» What is required
Give the data a second time, exactly and in full.

Interface dataset entries:
=== Section Start ===
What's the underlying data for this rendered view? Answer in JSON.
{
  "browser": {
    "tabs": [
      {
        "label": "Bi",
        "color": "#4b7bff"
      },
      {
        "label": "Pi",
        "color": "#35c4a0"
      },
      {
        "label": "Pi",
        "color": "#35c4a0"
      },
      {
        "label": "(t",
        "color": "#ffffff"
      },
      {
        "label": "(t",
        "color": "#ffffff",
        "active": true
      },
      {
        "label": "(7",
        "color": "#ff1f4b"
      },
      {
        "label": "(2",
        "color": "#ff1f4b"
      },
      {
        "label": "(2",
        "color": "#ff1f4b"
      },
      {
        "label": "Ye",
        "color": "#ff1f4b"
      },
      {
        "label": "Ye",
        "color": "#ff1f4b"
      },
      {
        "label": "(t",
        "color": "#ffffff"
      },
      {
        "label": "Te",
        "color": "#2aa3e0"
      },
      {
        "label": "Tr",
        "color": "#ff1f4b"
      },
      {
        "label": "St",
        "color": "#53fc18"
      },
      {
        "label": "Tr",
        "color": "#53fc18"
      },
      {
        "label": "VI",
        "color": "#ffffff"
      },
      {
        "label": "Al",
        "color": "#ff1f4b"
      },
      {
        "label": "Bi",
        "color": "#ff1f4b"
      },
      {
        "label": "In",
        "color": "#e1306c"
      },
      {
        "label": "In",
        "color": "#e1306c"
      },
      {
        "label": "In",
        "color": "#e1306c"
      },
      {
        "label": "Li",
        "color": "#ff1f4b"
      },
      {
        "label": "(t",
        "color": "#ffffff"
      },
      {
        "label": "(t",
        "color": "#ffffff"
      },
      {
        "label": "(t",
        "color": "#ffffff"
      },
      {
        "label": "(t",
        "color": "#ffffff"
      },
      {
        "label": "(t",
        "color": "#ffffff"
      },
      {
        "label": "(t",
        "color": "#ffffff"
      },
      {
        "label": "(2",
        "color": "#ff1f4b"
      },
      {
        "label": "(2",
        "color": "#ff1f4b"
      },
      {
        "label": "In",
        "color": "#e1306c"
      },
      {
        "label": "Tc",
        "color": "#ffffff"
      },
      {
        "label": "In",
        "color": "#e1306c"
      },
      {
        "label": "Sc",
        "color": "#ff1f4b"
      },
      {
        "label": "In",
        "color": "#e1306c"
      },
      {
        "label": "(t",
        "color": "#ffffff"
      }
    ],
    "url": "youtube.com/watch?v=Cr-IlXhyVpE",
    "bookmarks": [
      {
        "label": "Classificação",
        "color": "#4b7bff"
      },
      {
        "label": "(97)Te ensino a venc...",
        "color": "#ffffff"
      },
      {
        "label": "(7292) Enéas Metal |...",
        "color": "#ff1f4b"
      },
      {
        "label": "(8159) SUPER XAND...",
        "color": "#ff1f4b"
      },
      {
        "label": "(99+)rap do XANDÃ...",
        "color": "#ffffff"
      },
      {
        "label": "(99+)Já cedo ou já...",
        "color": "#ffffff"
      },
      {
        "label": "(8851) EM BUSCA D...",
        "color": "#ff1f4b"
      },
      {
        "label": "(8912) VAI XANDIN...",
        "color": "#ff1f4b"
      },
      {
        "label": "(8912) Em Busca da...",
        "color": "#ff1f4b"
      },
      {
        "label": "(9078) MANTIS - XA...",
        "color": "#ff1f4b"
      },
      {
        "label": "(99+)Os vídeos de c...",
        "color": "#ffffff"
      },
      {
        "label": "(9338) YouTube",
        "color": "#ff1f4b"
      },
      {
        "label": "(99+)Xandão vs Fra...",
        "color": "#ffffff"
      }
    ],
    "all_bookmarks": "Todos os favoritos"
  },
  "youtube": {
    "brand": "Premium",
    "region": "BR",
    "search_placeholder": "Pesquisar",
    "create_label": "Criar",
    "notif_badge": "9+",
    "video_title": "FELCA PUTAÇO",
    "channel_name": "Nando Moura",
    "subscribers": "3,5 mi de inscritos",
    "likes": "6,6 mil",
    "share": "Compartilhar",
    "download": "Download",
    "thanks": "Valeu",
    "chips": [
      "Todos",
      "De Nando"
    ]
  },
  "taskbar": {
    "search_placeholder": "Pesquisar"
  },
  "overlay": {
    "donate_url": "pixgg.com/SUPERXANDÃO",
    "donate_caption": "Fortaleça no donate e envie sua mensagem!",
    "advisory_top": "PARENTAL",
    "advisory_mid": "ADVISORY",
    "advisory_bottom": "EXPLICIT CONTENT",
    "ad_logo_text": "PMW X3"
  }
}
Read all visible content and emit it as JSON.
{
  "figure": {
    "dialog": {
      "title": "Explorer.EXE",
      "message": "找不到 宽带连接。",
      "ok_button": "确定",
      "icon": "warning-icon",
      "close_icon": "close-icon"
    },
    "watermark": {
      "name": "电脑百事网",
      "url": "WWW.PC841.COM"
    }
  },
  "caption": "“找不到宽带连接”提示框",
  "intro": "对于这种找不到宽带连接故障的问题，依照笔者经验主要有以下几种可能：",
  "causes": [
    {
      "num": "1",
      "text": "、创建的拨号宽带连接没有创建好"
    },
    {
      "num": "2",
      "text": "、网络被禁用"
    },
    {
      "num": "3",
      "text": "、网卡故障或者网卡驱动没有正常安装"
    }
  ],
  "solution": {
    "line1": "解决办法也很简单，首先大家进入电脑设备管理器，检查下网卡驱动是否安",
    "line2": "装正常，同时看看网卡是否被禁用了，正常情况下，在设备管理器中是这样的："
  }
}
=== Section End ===
» Reply
What's the underlying data for this rendered view? Answer in JSON.
{
  "browser": {
    "tabs": [
      {
        "label": "Bi",
        "color": "#4b7bff"
      },
      {
        "label": "Pi",
        "color": "#35c4a0"
      },
      {
        "label": "Pi",
        "color": "#35c4a0"
      },
      {
        "label": "(t",
        "color": "#ffffff"
      },
      {
        "label": "(t",
        "color": "#ffffff",
        "active": true
      },
      {
        "label": "(7",
        "color": "#ff1f4b"
      },
      {
        "label": "(2",
        "color": "#ff1f4b"
      },
      {
        "label": "(2",
        "color": "#ff1f4b"
      },
      {
        "label": "Ye",
        "color": "#ff1f4b"
      },
      {
        "label": "Ye",
        "color": "#ff1f4b"
      },
      {
        "label": "(t",
        "color": "#ffffff"
      },
      {
        "label": "Te",
        "color": "#2aa3e0"
      },
      {
        "label": "Tr",
        "color": "#ff1f4b"
      },
      {
        "label": "St",
        "color": "#53fc18"
      },
      {
        "label": "Tr",
        "color": "#53fc18"
      },
      {
        "label": "VI",
        "color": "#ffffff"
      },
      {
        "label": "Al",
        "color": "#ff1f4b"
      },
      {
        "label": "Bi",
        "color": "#ff1f4b"
      },
      {
        "label": "In",
        "color": "#e1306c"
      },
      {
        "label": "In",
        "color": "#e1306c"
      },
      {
        "label": "In",
        "color": "#e1306c"
      },
      {
        "label": "Li",
        "color": "#ff1f4b"
      },
      {
        "label": "(t",
        "color": "#ffffff"
      },
      {
        "label": "(t",
        "color": "#ffffff"
      },
      {
        "label": "(t",
        "color": "#ffffff"
      },
      {
        "label": "(t",
        "color": "#ffffff"
      },
      {
        "label": "(t",
        "color": "#ffffff"
      },
      {
        "label": "(t",
        "color": "#ffffff"
      },
      {
        "label": "(2",
        "color": "#ff1f4b"
      },
      {
        "label": "(2",
        "color": "#ff1f4b"
      },
      {
        "label": "In",
        "color": "#e1306c"
      },
      {
        "label": "Tc",
        "color": "#ffffff"
      },
      {
        "label": "In",
        "color": "#e1306c"
      },
      {
        "label": "Sc",
        "color": "#ff1f4b"
      },
      {
        "label": "In",
        "color": "#e1306c"
      },
      {
        "label": "(t",
        "color": "#ffffff"
      }
    ],
    "url": "youtube.com/watch?v=Cr-IlXhyVpE",
    "bookmarks": [
      {
        "label": "Classificação",
        "color": "#4b7bff"
      },
      {
        "label": "(97)Te ensino a venc...",
        "color": "#ffffff"
      },
      {
        "label": "(7292) Enéas Metal |...",
        "color": "#ff1f4b"
      },
      {
        "label": "(8159) SUPER XAND...",
        "color": "#ff1f4b"
      },
      {
        "label": "(99+)rap do XANDÃ...",
        "color": "#ffffff"
      },
      {
        "label": "(99+)Já cedo ou já...",
        "color": "#ffffff"
      },
      {
        "label": "(8851) EM BUSCA D...",
        "color": "#ff1f4b"
      },
      {
        "label": "(8912) VAI XANDIN...",
        "color": "#ff1f4b"
      },
      {
        "label": "(8912) Em Busca da...",
        "color": "#ff1f4b"
      },
      {
        "label": "(9078) MANTIS - XA...",
        "color": "#ff1f4b"
      },
      {
        "label": "(99+)Os vídeos de c...",
        "color": "#ffffff"
      },
      {
        "label": "(9338) YouTube",
        "color": "#ff1f4b"
      },
      {
        "label": "(99+)Xandão vs Fra...",
        "color": "#ffffff"
      }
    ],
    "all_bookmarks": "Todos os favoritos"
  },
  "youtube": {
    "brand": "Premium",
    "region": "BR",
    "search_placeholder": "Pesquisar",
    "create_label": "Criar",
    "notif_badge": "9+",
    "video_title": "FELCA PUTAÇO",
    "channel_name": "Nando Moura",
    "subscribers": "3,5 mi de inscritos",
    "likes": "6,6 mil",
    "share": "Compartilhar",
    "download": "Download",
    "thanks": "Valeu",
    "chips": [
      "Todos",
      "De Nando"
    ]
  },
  "taskbar": {
    "search_placeholder": "Pesquisar"
  },
  "overlay": {
    "donate_url": "pixgg.com/SUPERXANDÃO",
    "donate_caption": "Fortaleça no donate e envie sua mensagem!",
    "advisory_top": "PARENTAL",
    "advisory_mid": "ADVISORY",
    "advisory_bottom": "EXPLICIT CONTENT",
    "ad_logo_text": "PMW X3"
  }
}
Read all visible content and emit it as JSON.
{
  "figure": {
    "dialog": {
      "title": "Explorer.EXE",
      "message": "找不到 宽带连接。",
      "ok_button": "确定",
      "icon": "warning-icon",
      "close_icon": "close-icon"
    },
    "watermark": {
      "name": "电脑百事网",
      "url": "WWW.PC841.COM"
    }
  },
  "caption": "“找不到宽带连接”提示框",
  "intro": "对于这种找不到宽带连接故障的问题，依照笔者经验主要有以下几种可能：",
  "causes": [
    {
      "num": "1",
      "text": "、创建的拨号宽带连接没有创建好"
    },
    {
      "num": "2",
      "text": "、网络被禁用"
    },
    {
      "num": "3",
      "text": "、网卡故障或者网卡驱动没有正常安装"
    }
  ],
  "solution": {
    "line1": "解决办法也很简单，首先大家进入电脑设备管理器，检查下网卡驱动是否安",
    "line2": "装正常，同时看看网卡是否被禁用了，正常情况下，在设备管理器中是这样的："
  }
}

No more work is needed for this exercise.